Entries taken from a collection
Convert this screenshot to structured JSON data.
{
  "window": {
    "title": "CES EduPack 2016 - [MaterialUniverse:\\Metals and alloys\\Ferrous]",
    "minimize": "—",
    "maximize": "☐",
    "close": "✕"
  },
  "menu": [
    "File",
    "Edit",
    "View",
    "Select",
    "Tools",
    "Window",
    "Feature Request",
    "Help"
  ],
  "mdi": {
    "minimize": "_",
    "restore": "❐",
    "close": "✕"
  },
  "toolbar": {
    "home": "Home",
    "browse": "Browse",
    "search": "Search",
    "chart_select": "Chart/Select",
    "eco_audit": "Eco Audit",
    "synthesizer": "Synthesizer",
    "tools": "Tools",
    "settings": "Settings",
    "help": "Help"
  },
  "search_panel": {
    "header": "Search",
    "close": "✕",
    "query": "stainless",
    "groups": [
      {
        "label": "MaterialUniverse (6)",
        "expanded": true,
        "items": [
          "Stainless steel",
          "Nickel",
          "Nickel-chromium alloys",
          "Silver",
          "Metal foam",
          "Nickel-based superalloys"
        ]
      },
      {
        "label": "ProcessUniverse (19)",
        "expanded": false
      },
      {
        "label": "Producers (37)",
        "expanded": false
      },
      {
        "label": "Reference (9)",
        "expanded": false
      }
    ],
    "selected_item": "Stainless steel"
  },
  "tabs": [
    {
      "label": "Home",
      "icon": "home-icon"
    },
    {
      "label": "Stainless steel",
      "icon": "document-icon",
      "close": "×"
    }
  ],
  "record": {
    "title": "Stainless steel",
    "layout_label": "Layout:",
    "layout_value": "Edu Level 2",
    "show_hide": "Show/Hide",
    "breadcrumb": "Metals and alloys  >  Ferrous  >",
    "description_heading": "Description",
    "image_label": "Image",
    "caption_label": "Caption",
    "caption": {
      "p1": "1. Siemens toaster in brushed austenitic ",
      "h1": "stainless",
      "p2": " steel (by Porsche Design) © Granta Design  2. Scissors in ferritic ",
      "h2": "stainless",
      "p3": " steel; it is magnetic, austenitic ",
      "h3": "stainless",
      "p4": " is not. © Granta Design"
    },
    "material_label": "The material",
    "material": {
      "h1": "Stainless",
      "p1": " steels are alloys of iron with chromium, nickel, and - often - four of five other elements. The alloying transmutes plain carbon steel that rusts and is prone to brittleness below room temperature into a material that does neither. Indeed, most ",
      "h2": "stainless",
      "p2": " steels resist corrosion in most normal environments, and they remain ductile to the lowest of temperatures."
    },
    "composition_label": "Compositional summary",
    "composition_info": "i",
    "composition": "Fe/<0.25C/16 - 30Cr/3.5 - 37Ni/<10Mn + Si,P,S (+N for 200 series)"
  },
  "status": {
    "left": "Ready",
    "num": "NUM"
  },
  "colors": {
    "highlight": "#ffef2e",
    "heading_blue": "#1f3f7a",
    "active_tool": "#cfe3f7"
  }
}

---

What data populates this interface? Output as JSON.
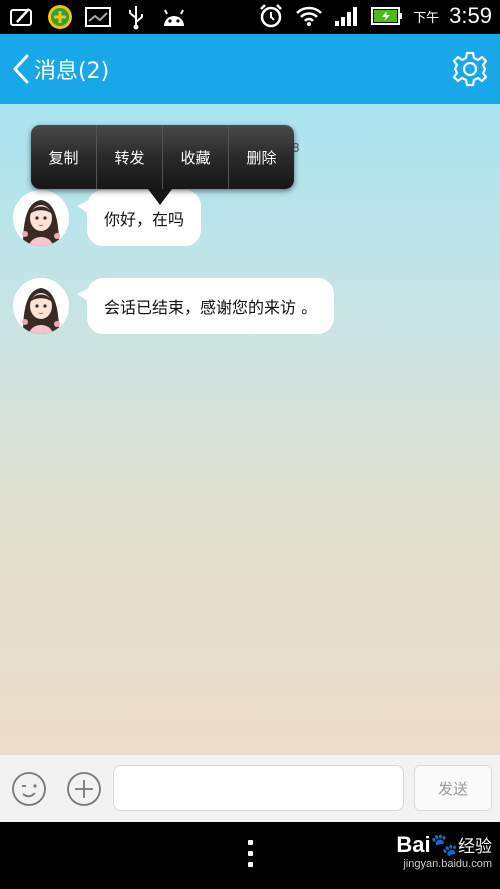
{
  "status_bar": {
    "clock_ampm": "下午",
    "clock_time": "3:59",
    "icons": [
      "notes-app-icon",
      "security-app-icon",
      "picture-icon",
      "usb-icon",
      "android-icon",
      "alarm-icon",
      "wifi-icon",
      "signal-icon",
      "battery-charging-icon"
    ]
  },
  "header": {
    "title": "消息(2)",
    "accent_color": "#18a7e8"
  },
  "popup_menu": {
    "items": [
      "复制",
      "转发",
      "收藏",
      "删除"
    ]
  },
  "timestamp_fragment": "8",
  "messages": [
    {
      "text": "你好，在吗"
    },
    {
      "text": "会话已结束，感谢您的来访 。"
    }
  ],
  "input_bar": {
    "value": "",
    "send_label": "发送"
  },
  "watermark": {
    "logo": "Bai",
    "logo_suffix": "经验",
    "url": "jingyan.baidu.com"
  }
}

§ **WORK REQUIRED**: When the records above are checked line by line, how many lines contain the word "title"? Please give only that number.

§ **RESULT BELOW**: 3